The Dakota Access Pipeline must shut down by August 5 during an in-depth environmental review of the controversial project, a district court ruled Monday in a defeat for the Trump administration.
The ruling marks a major win for the Standing Rock Sioux Tribe and environmental groups that have fought for years against the pipeline.
In its Monday decision, the United States District Court for the District of Columbia vacated an easement granted by the US Army Corps of Engineers that allowed Dakota Access to build a segment of the pipeline beneath Lake Oahe in North and South Dakota.
The court had previously ruled the Corps violated the National Environmental Policy Act when it granted the easement because it had failed to produce an Environmental Impact Statement.
Now, the court is saying the pipeline must shut down and be emptied while the environmental impact report is prepared. The Corps has said it will take approximately 13 months to create such a report.
Energy Transfer, which developed the pipeline, did not immediately respond to a request for comment.
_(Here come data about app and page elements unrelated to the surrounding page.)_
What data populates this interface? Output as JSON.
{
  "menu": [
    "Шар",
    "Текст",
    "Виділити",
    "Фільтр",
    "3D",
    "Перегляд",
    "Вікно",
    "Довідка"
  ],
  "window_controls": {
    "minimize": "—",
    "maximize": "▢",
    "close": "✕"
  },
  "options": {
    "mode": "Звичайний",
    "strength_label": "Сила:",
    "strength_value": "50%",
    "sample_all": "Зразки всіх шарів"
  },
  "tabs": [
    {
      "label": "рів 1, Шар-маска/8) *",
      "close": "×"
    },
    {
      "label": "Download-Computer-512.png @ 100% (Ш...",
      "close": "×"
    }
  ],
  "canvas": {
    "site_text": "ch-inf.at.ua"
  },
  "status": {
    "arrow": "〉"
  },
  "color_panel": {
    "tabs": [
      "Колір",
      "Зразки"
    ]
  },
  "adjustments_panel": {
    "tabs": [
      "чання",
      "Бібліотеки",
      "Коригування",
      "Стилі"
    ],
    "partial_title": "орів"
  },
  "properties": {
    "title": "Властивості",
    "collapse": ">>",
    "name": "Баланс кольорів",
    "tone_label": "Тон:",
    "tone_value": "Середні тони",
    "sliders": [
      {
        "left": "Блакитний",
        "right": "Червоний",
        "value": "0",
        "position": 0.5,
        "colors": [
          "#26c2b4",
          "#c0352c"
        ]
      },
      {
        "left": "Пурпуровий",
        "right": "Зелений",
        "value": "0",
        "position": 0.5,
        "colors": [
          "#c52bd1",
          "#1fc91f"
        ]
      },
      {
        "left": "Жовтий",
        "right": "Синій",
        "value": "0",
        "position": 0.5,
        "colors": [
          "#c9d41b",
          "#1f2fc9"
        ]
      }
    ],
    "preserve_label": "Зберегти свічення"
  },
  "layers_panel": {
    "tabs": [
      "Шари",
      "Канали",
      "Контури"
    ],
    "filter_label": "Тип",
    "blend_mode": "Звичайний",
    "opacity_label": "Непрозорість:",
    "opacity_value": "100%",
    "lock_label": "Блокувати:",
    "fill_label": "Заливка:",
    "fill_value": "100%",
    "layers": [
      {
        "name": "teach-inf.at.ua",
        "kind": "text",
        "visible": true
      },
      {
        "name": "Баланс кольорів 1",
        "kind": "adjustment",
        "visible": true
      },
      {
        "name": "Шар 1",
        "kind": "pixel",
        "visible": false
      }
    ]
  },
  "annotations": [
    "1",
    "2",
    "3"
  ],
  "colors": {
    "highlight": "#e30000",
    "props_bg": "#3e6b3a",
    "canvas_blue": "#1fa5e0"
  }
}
After months of protests and lawsuits, the Dakota Access Pipeline started operating in June 2017. The $3.7 billion project, which spans 1,172 miles and carries crude from North Dakota's shale fields to Illinois, was advanced for approval by the Trump administration early that year.
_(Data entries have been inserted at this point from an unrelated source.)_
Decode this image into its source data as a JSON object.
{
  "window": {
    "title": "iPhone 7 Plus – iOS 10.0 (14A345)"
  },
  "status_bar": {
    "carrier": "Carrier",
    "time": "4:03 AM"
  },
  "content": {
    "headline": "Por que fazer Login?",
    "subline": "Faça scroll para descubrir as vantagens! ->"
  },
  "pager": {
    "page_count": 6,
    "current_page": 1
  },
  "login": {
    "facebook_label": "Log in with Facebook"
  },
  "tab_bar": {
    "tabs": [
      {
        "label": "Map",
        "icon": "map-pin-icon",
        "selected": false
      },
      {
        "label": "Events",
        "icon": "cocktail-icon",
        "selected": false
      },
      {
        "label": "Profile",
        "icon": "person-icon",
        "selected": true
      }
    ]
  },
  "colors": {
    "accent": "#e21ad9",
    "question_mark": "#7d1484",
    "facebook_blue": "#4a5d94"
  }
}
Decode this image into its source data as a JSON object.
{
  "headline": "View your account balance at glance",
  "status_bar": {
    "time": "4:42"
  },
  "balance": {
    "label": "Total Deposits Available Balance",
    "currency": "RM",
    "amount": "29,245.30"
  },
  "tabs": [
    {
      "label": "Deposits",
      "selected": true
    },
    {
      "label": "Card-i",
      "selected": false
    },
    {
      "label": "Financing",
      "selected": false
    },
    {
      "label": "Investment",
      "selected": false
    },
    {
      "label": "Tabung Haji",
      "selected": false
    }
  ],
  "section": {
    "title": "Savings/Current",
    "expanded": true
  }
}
Opponents have argued the pipeline could contaminate drinking water and destroy burial and prayer sites of Native Americans.